Student 1 imagines each foot in James’ height as a separate tape diagram. They imagine five tapes entirely shaded, a sixth tape that is half-shaded, and a seventh tape that is ¾ shaded.
They use a discrete fraction model to represent the whole and partial equations. They partition ½ to make the equivalent fraction 2/4. They combine 5 2/4 + ¾ for a total of 6 ¼ feet.
Student 2 imagines James’ height as a line that is 5 ½ feet long. How tall James is now is the endpoint when we add ¾ to his height.
They use a number line partitioned in fourths to represent the whole and partial equations. They recognize that the end point is the total, or how tall James is now.
Both students represented their thinking visually to obtain what is more than a correct answer, but rather a solution that makes sense to them. Through turn-and-talks and discussion, students are able to share this varying work to expand how their peers think.
During Math Stories, students share their visual model with a partner and use mathematical language to justify their reasoning. Then during the discussion, students engage in a second turn-and-talk about a peer’s chosen strategy. The visual model isn’t only a tool for helping students solve. Models also support students as they explain their thought process aloud. There is a large body of research that points to the power of peer-to-peer learning.
Researcher David Boud reminds us that teachers are tremendously important, but part of their role is preparing students for a world where they engage with public information and the guidance of their colleagues rather than a formal class with a professor.
“The skill of obtaining accurate information is not learned by being given accurate information by a teacher but through practice in discerning how to judge the accuracy of the information we receive.”
Peer-to-peer learning is powerful because it creates students who are able to articulate their thinking and criticize the strategies of others.
What BVP Teachers Say
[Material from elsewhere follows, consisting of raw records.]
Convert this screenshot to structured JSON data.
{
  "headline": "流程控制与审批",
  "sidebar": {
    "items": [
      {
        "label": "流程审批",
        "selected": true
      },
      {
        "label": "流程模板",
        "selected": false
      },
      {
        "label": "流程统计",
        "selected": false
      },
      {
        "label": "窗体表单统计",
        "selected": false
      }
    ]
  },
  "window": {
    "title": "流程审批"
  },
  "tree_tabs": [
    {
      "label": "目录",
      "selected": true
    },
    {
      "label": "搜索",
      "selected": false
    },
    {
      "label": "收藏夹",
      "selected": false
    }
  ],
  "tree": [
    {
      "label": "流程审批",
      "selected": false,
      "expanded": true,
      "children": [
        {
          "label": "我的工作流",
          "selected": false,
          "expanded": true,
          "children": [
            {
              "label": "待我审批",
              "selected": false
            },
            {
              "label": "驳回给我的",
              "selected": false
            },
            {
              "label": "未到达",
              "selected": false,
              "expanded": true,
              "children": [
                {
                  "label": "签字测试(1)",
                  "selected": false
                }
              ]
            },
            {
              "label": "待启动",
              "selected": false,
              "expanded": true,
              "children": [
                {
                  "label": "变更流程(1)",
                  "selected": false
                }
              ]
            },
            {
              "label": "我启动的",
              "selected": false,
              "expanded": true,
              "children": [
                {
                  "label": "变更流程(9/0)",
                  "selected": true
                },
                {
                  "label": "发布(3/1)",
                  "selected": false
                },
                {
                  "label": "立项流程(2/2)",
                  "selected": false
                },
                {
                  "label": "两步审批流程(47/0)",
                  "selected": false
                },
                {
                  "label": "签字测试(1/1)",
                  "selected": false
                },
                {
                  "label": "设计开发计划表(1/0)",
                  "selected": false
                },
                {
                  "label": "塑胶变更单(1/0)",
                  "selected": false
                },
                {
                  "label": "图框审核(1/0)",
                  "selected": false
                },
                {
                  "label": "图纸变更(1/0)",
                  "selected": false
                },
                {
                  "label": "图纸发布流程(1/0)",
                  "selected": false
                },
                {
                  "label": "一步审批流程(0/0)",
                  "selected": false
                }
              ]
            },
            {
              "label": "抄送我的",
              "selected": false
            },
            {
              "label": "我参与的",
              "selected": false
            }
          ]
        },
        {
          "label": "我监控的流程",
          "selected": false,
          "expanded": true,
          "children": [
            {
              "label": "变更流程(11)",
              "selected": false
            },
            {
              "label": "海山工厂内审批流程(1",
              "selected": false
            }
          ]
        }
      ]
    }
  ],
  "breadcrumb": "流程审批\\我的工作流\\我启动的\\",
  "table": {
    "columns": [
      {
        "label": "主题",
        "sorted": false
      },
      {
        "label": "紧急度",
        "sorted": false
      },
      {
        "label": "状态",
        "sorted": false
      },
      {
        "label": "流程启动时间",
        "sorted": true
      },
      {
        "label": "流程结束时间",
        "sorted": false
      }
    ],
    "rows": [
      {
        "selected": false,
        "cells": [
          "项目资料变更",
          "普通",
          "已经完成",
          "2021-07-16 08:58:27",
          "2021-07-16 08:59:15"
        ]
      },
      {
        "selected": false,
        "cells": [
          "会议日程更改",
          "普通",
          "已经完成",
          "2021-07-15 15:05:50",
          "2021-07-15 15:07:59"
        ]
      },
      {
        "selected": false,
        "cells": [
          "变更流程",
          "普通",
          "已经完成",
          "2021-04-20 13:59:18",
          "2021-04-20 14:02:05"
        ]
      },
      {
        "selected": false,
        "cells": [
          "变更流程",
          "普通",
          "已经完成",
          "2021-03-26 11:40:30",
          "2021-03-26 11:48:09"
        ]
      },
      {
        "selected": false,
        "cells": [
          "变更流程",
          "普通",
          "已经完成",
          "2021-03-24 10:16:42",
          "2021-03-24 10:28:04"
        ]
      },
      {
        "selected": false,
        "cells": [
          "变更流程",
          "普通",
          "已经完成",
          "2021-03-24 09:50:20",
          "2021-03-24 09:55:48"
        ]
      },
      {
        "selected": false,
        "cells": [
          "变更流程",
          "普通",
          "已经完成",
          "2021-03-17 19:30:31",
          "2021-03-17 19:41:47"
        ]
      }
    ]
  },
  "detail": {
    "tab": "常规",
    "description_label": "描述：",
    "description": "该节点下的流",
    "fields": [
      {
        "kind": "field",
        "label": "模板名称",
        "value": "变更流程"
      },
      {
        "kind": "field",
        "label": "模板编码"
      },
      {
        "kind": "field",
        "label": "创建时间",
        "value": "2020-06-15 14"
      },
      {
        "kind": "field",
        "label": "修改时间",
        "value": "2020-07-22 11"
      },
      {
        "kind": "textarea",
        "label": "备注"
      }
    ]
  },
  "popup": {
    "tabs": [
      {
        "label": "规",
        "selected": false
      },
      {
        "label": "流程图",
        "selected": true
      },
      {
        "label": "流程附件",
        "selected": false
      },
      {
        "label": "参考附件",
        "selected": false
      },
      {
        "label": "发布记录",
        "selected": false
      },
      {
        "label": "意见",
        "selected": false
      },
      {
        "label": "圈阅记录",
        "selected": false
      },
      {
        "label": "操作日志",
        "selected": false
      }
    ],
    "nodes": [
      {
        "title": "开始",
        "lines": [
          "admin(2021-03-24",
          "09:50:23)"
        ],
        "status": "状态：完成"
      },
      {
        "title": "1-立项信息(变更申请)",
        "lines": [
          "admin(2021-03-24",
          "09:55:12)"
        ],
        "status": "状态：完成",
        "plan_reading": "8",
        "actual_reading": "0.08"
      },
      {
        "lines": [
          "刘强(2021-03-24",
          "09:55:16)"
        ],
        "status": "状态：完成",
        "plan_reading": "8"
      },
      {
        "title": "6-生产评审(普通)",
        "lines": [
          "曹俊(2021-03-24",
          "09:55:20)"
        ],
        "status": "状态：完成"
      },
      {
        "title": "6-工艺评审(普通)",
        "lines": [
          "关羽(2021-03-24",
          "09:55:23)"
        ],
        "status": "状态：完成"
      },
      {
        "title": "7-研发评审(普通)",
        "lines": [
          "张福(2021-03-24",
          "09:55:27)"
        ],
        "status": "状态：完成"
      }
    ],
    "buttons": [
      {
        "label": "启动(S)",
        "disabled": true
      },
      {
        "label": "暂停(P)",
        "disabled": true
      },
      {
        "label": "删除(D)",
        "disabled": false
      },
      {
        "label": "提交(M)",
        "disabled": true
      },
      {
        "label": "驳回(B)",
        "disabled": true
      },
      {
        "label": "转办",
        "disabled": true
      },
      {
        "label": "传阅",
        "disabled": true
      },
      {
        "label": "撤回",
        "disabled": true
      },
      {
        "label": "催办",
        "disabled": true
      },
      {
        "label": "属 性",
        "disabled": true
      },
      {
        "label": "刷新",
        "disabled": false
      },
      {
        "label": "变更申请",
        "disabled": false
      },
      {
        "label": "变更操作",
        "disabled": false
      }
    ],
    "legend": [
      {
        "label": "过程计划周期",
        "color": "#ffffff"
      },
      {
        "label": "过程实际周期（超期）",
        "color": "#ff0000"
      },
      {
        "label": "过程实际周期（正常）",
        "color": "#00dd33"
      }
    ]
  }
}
Teachers at BVP prepare for teaching Math Stories by doing the story problems themselves beforehand to anticipate multiple student solve strategies and possible misconceptions. Don’t be fooled; peer-to-peer learning and student-led discussions do not mean that the teacher is off duty. Teachers have to have a strong understanding of the problem types and models to be able to notice trends in student work during a lesson and identify what needs to be highlighted or revisited. But, BVP faculty are reaping the benefits of investing in the Math Stories framework.
When asked about the impact of the problem-solving instructional block, teachers noted changes in student attitudes and achievement.
Ms. Palumbo at Middle School 1 says, “It is interesting to notice that some of the scholars get really excited when they have to solve problems, and we have noticed decreased anxiety as a whole around word problems. Math stories have also helped with our culture of error and understanding how making mistakes can also be an opportunity for learning.”
Ms. Casali, a teacher at Middle School 2, is noticing similar changes in student attitudes towards mathematics. “I have seen Math Stories support students in becoming better problem-solvers because of the exposure to the amount of word problems they receive…I believe it has shaped their perception in math into a subject that can apply to various parts of their lives. They see where they would use the math they are learning and it makes them more engaged.”
BVP is excited to see the long term impact of building mathematical problem solving skills alongside computation and fluency.
1 National Governors Association, Council of Chief State School Officers, and Achieve, Inc. (2008) Benchmarking for Success: Ensuring U.S. Students Receive a World-Class Education.
2 Richmond, Emily. The Atlantic. (2016) How do American Students Compare to Their International Peers?
3 Boud, et al. (2014) Peer Learning in Higher Education: Learning from and with Each Other.
Image copyright of Pixar, The Incredibles 2.